You know, that time of year when you studiously hold your mouth closed and squint behind your sunglasses while raking mounds of hair off your horse. And have to examine your clothing as you leave the barn to decide whether you’re likely to disgust the people in line behind you if you stop for groceries on the way home.
In theory, horses start to lose their coats as soon as their endocrine systems react to an increase in the number of daylight hours. Due to other factors, including nutrition and temperature, every horse seems to have a personalized shedding schedule.
My senior citizen Ichobod grows a longish coat and always, always starts shedding in January, right after the solstice tips the balance to give us a few more seconds of daylight each day. I always worry he’ll shed off too much hair before the last cold snap, which usually hits in our desert home in mid- to late February. (Back in Colorado it seemed like he shed from January through to June; he should have been bald by then, but he never was.)
Sport, on the other hand, grows a short but very dense winter coat, which he proceeds to shed off in a couple of weeks. In Colorado he’d hold his coat until May and then slick off in what seemed like a matter of days.

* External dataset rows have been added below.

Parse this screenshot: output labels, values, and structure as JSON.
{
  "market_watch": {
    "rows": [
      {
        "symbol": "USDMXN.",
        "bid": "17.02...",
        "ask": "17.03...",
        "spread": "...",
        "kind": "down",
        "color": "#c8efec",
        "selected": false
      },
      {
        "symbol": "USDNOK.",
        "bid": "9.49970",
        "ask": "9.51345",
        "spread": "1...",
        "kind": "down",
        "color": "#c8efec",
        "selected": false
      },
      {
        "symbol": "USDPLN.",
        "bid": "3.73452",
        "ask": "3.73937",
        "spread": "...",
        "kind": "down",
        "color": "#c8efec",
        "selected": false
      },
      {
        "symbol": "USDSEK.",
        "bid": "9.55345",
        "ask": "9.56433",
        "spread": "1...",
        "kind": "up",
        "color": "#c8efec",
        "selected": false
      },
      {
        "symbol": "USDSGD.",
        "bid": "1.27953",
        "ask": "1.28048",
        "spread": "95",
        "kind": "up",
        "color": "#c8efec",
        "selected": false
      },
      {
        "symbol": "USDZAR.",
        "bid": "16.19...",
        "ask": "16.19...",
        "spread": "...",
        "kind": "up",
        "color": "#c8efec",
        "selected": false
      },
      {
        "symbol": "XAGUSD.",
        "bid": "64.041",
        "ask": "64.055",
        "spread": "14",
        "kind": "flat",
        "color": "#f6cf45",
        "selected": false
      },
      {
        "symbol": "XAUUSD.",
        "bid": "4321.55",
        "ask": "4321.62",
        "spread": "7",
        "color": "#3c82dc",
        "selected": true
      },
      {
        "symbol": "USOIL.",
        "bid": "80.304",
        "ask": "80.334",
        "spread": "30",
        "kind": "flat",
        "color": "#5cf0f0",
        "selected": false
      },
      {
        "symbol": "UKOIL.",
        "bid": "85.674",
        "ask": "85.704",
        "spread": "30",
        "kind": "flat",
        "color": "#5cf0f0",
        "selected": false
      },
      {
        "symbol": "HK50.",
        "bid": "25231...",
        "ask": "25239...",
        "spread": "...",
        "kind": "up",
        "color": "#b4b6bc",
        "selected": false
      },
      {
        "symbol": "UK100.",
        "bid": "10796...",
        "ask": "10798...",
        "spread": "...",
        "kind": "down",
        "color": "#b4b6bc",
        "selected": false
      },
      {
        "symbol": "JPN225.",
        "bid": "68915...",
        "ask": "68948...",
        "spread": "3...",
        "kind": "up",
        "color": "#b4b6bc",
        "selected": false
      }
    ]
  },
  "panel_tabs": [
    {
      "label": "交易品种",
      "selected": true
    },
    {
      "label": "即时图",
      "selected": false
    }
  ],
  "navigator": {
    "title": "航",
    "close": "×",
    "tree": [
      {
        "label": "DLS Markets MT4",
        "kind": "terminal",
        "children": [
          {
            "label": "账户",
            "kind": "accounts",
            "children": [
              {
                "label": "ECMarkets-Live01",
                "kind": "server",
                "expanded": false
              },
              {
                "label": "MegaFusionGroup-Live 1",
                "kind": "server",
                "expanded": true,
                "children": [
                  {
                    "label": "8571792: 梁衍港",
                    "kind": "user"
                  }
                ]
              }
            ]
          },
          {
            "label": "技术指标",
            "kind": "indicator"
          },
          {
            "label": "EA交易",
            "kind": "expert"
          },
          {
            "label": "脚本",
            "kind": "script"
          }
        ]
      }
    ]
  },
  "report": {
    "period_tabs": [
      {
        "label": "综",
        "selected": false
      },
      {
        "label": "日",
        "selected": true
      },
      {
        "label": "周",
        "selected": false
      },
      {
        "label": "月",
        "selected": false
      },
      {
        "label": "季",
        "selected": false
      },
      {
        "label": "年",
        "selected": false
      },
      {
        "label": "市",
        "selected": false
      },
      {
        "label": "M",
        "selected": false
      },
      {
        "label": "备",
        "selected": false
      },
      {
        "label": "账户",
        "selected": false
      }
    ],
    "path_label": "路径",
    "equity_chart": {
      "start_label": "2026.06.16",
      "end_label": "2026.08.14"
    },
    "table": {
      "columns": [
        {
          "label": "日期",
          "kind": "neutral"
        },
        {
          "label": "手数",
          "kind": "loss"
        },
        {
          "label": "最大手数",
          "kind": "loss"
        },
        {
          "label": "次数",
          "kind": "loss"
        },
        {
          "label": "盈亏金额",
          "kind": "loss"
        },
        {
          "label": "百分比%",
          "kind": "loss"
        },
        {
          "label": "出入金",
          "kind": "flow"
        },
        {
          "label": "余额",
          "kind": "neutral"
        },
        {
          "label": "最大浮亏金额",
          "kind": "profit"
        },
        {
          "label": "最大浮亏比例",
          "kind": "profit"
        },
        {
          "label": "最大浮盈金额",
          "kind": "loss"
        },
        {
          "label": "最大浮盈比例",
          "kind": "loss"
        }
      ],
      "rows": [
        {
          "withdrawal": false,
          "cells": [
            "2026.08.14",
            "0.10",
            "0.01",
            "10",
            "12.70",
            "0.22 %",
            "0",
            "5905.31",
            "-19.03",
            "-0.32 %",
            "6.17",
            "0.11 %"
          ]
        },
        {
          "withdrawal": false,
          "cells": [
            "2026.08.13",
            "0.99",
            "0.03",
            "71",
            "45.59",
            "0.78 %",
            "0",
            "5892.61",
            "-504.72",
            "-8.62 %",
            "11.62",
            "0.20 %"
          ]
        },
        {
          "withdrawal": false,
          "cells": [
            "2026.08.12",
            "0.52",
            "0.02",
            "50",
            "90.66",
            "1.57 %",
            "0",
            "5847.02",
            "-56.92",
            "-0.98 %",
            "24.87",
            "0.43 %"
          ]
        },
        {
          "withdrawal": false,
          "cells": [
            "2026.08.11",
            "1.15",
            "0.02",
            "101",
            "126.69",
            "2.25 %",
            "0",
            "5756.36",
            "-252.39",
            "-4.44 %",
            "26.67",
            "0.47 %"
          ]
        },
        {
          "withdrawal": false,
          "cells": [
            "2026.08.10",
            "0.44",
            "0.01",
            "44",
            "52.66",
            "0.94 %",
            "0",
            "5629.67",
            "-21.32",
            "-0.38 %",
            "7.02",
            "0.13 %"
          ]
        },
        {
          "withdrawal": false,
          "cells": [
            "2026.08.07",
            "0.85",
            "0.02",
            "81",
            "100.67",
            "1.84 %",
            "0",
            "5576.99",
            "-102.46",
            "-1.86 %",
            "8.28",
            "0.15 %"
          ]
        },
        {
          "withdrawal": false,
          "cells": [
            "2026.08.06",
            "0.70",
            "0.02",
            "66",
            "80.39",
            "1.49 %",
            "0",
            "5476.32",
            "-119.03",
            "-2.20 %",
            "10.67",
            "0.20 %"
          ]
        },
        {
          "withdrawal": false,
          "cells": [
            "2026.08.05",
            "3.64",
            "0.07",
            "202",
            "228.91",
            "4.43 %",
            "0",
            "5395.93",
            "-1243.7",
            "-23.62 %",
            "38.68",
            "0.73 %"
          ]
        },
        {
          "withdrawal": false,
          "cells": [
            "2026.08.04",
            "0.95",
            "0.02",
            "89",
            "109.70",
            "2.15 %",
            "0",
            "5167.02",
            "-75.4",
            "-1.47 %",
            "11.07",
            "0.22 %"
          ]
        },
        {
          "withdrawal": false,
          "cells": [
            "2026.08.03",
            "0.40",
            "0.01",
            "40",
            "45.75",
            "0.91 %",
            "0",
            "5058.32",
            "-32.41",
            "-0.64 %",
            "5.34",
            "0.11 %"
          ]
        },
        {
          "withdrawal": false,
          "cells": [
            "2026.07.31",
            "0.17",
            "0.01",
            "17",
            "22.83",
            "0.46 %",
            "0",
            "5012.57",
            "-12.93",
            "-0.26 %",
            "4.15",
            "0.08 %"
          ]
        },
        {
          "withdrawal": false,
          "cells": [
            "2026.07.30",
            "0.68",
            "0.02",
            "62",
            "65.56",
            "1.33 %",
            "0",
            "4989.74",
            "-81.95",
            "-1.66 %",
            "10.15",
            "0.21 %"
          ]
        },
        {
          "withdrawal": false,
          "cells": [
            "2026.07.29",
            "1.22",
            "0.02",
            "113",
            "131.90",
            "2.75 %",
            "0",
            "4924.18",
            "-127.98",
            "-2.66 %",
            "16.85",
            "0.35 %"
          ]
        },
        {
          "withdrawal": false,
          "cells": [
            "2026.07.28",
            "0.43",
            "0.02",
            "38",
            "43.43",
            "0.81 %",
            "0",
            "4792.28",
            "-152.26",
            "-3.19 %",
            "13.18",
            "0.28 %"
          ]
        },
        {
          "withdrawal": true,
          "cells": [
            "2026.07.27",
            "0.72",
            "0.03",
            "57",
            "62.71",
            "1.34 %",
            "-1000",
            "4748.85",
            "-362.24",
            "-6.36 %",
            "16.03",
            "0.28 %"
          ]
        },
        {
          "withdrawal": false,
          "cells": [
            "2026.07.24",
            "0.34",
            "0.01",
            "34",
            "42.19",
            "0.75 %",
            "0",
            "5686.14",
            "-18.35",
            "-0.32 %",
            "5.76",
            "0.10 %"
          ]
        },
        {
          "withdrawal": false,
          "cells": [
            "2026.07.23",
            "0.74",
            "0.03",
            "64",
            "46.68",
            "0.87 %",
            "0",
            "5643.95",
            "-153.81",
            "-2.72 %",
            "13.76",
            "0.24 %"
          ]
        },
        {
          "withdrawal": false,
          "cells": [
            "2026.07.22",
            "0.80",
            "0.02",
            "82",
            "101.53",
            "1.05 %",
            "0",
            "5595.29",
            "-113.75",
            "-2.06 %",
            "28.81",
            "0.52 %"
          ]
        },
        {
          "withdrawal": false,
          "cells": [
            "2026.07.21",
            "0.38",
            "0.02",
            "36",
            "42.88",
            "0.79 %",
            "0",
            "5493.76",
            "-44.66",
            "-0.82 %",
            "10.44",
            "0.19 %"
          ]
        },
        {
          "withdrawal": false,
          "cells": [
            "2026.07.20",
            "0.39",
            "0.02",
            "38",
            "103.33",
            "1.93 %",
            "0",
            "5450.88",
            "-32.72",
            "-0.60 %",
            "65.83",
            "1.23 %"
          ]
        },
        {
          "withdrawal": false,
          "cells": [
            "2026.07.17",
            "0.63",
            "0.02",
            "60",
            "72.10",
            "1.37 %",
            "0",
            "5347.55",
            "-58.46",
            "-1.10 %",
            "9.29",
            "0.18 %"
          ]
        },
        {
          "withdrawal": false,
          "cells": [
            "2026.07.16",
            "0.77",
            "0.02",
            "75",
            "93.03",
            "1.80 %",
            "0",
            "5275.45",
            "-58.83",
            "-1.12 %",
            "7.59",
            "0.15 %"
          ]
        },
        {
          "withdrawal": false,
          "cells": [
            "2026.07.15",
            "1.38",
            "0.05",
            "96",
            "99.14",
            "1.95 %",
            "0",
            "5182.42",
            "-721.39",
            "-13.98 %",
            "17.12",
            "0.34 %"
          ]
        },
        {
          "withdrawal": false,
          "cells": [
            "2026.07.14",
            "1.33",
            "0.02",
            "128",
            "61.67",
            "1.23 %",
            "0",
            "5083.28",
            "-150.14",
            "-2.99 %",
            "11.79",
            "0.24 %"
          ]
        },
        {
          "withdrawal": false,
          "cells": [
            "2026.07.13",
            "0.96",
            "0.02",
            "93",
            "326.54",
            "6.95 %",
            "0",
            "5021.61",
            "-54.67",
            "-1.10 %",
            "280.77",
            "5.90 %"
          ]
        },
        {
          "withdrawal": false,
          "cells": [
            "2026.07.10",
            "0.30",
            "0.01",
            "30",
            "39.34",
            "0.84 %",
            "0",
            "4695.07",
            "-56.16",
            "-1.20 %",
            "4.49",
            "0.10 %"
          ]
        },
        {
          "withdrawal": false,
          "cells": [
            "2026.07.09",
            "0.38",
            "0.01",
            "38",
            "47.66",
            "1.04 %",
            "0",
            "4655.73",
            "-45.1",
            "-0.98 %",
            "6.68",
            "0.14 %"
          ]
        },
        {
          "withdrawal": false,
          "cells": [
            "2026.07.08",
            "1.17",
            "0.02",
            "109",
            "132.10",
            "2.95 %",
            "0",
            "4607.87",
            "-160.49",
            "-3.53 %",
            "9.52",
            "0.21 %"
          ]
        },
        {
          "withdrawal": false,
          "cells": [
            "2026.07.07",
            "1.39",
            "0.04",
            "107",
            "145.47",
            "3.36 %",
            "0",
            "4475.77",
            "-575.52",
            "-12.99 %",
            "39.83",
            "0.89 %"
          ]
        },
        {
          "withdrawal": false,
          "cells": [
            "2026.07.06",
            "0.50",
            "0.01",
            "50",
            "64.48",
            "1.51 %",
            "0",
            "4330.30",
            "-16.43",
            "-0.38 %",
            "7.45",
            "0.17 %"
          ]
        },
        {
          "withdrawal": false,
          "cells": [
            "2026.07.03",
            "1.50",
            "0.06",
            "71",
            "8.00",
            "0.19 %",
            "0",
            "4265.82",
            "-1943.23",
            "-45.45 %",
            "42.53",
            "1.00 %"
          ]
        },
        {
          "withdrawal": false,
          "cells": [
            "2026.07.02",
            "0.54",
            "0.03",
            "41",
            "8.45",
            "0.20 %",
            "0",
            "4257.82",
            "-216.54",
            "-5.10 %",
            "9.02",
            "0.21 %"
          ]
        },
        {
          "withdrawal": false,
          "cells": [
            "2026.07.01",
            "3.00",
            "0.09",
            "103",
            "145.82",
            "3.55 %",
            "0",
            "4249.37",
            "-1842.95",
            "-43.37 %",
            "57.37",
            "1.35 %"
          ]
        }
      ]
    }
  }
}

Junior, whose winter nickname is “yak boy,” seems to fall in the middle. He grows a long coat –including an impressive goatlike beard – and sheds for several weeks. Which pretty much means I have shedding beasts from New Year’s to April Fools.
I know horse owners tend to moan and complain about the inconvenience of the annual hair fest. I’ve done my share of grumbling – especially on a breezy spring day when it seems no matter where I stand while grooming, I’m downwind. (And just put on sunscreen or lip balm in time for a big gust to paste fur to my face.)
But as my horses have aged, I have to say I’ve come to think of shedding as something to celebrate. As in, “Yay! The 20-something-year-old gelding is shedding this spring! No Cushings worries this year!”
So, in honor of Ichobod’s 31st spring as a fuzzy four-legged shedder, I’ll be happy to get a face-full of fur or feel itchy because my clothes have sprouted horse hair.